▽

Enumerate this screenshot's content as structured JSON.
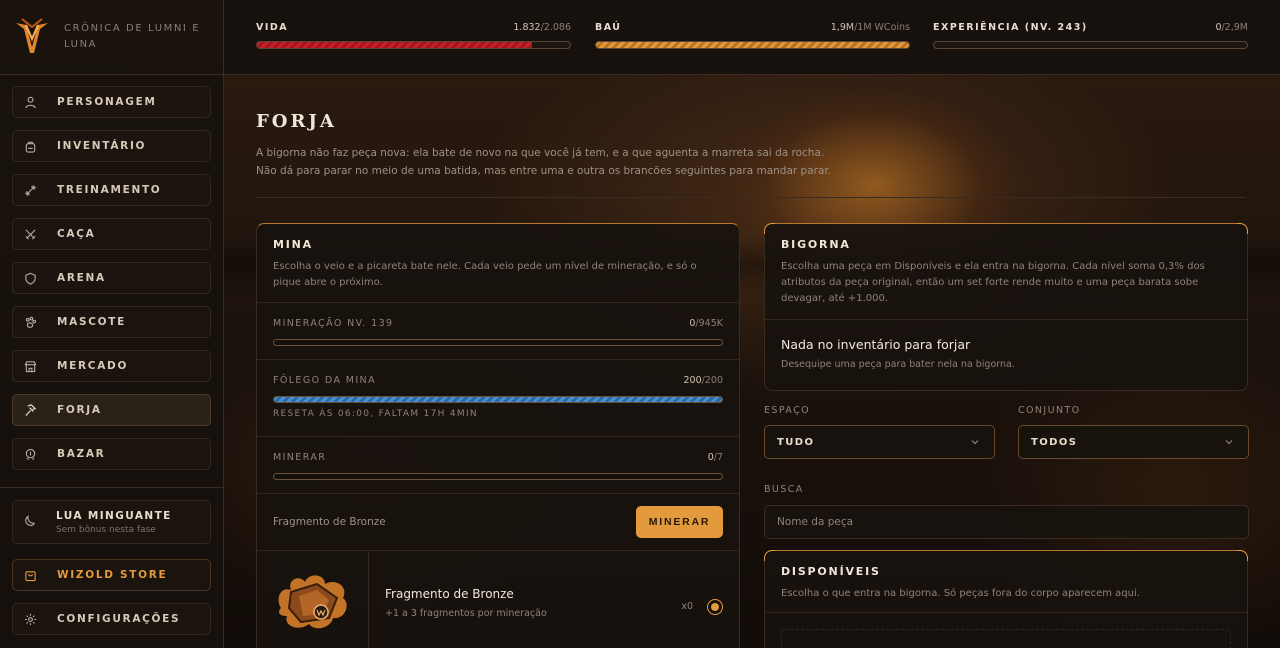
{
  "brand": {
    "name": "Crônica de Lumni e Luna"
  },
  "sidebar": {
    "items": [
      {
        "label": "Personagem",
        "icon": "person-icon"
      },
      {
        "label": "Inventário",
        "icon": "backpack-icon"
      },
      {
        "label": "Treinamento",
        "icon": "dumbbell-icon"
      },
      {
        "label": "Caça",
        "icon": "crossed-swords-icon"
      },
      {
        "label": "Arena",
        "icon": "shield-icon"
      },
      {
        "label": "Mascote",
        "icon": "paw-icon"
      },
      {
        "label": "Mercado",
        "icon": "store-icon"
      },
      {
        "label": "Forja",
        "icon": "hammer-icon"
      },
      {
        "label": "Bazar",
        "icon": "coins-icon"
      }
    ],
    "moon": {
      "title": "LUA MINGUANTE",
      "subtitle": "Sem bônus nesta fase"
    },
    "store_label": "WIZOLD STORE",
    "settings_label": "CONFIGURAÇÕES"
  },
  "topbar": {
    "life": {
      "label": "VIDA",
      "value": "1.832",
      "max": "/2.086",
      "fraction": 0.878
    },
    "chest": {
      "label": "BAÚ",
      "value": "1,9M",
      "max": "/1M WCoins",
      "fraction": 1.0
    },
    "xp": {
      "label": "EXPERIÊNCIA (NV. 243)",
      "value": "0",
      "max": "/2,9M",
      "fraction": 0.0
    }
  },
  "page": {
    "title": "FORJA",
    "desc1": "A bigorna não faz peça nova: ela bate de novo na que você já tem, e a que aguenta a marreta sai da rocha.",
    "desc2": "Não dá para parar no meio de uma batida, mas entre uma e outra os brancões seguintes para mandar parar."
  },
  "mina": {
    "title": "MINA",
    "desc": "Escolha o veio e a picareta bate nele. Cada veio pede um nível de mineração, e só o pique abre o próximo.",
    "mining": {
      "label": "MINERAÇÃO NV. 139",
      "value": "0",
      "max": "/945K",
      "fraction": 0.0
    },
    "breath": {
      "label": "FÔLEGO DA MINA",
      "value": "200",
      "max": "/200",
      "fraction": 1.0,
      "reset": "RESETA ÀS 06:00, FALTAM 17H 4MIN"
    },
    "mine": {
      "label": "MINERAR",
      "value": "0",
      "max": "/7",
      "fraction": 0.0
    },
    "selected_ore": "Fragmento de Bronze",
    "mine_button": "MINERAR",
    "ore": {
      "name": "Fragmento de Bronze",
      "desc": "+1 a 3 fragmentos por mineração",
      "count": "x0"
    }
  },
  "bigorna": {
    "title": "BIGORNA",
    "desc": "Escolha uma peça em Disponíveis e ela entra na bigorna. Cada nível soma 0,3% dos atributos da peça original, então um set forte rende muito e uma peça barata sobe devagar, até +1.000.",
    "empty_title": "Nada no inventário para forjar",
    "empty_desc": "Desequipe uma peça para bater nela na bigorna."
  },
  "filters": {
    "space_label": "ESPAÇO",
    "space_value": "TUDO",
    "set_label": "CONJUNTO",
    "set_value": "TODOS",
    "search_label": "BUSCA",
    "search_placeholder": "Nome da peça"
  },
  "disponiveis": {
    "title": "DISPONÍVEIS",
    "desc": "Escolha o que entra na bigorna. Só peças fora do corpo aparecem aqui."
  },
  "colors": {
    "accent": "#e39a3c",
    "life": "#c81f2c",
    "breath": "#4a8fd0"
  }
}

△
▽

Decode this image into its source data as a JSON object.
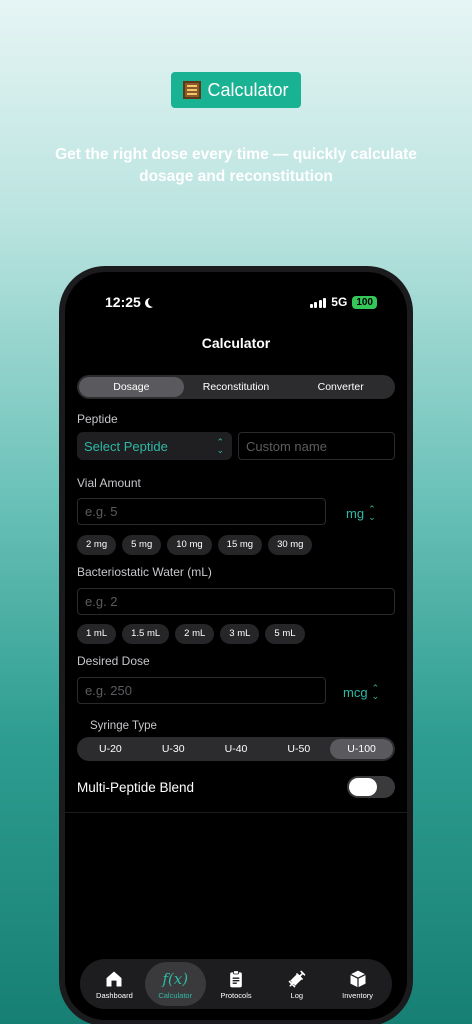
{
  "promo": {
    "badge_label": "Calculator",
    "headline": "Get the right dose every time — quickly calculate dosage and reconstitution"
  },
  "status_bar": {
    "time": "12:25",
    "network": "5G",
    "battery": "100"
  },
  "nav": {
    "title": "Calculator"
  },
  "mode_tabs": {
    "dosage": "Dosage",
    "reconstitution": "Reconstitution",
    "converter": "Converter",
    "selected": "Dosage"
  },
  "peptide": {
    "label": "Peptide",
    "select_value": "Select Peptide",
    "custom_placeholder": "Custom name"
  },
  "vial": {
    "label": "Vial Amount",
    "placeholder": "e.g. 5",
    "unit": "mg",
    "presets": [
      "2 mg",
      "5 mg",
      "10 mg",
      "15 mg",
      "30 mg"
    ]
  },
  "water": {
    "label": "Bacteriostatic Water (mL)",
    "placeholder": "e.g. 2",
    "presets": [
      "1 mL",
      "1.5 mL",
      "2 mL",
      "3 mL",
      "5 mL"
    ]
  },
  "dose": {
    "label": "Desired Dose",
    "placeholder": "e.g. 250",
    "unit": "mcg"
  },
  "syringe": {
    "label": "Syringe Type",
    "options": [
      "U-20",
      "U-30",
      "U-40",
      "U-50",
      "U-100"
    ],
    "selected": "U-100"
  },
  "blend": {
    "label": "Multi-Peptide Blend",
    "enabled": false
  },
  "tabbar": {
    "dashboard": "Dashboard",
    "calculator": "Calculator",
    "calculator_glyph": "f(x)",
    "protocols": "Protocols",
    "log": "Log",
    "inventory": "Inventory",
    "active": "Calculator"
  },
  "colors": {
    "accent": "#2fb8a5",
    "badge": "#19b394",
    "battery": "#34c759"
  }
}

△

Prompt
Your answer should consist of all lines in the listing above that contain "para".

Output for this task
    "desc2": "Não dá para parar no meio de uma batida, mas entre uma e outra os brancões seguintes para mandar parar."
    "empty_title": "Nada no inventário para forjar",
    "empty_desc": "Desequipe uma peça para bater nela na bigorna."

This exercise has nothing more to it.